◆ **Work instruction**
Show all lines of the entries in which the word "JSON" is found.

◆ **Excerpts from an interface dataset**
◆ ◆ ◆ ◆

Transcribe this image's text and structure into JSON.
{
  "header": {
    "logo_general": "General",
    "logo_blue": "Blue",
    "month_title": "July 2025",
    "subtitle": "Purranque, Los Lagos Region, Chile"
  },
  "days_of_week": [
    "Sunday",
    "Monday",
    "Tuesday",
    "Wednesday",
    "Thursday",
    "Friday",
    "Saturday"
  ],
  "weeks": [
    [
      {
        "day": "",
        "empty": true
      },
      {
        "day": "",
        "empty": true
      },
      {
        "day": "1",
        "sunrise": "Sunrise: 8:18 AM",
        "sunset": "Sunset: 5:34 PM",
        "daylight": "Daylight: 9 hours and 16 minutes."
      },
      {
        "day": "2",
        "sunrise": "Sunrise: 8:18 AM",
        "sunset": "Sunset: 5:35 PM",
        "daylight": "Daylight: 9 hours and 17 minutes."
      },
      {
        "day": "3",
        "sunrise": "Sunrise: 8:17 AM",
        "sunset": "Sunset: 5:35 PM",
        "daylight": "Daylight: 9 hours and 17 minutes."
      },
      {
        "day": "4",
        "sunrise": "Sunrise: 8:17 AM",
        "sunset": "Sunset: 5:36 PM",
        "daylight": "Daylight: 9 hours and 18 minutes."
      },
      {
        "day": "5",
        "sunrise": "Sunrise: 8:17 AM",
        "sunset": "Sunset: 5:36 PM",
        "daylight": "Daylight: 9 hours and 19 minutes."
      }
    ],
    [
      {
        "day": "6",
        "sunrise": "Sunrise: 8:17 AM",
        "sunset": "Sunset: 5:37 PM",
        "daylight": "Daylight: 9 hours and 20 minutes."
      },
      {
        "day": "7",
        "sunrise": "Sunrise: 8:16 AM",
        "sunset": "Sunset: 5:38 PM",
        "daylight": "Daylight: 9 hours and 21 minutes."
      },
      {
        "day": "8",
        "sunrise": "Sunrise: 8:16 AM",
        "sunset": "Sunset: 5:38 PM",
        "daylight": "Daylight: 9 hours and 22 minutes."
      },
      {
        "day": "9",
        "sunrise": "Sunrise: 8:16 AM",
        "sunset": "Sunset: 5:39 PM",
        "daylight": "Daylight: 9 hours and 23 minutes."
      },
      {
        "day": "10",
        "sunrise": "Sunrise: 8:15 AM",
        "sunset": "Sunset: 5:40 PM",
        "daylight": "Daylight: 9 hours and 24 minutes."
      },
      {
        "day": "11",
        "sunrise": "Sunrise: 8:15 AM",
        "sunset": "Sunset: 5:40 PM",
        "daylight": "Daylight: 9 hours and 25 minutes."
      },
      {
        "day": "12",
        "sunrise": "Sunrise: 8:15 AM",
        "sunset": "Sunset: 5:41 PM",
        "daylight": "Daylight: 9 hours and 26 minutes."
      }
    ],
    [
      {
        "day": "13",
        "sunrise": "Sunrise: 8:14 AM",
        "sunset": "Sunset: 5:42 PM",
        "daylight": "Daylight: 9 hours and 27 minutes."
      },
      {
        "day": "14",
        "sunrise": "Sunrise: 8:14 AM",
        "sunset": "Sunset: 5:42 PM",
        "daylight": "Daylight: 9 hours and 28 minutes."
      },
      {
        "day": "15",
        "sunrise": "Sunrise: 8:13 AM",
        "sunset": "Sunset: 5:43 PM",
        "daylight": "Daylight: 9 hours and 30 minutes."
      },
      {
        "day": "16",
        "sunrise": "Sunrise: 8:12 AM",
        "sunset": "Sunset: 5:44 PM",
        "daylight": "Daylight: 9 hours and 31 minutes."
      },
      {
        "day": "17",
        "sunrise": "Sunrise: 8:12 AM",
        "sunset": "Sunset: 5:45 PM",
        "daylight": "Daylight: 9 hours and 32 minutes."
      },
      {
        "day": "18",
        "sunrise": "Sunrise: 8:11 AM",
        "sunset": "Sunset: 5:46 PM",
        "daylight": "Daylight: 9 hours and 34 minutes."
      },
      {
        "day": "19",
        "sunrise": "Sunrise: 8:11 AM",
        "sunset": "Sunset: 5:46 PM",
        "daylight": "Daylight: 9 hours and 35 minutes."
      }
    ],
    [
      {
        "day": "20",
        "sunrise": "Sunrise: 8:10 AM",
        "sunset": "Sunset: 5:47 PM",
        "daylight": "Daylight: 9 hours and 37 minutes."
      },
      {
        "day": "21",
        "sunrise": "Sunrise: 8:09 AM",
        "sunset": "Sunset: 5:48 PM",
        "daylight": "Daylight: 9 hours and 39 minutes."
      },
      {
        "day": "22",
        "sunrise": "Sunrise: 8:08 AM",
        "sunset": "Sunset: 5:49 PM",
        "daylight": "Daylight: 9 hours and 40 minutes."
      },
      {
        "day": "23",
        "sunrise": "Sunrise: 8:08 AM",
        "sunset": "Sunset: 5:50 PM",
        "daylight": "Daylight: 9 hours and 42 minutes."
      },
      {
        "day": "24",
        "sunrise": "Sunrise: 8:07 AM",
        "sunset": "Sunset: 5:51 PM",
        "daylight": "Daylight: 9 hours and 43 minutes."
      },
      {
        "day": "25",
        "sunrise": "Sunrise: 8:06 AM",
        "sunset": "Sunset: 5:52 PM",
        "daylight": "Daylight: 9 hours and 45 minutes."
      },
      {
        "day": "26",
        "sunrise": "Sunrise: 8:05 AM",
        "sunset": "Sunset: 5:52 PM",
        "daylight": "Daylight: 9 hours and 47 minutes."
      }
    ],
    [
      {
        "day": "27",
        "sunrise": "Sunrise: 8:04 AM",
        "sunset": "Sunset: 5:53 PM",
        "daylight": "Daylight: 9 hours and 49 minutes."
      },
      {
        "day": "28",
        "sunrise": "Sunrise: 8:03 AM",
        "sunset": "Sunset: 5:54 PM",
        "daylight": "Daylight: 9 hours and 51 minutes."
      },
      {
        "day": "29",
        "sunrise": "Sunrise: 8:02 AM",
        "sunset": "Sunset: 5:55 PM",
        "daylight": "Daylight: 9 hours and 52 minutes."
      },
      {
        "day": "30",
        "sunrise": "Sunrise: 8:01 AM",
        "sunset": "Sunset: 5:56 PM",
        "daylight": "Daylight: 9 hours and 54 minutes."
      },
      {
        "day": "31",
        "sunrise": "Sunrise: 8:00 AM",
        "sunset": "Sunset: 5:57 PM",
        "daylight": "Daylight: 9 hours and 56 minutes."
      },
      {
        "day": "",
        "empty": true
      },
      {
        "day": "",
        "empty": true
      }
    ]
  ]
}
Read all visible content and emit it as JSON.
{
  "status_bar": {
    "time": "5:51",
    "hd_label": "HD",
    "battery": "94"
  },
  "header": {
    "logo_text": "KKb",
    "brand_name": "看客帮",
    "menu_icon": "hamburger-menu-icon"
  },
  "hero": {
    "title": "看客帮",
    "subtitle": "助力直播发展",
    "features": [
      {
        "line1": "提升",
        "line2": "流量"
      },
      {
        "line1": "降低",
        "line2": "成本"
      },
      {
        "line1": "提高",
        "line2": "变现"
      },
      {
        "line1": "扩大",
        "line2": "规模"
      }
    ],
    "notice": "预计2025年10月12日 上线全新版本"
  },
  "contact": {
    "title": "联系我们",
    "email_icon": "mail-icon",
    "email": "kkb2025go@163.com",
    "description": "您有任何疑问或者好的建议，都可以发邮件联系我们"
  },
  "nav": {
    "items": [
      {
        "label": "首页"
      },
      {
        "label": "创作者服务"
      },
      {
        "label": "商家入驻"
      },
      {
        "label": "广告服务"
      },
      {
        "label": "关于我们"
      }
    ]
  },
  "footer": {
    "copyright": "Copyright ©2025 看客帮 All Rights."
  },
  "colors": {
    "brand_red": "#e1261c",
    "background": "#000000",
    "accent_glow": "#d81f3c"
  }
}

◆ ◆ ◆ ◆

◆ **Task response**
Transcribe this image's text and structure into JSON.
Read all visible content and emit it as JSON.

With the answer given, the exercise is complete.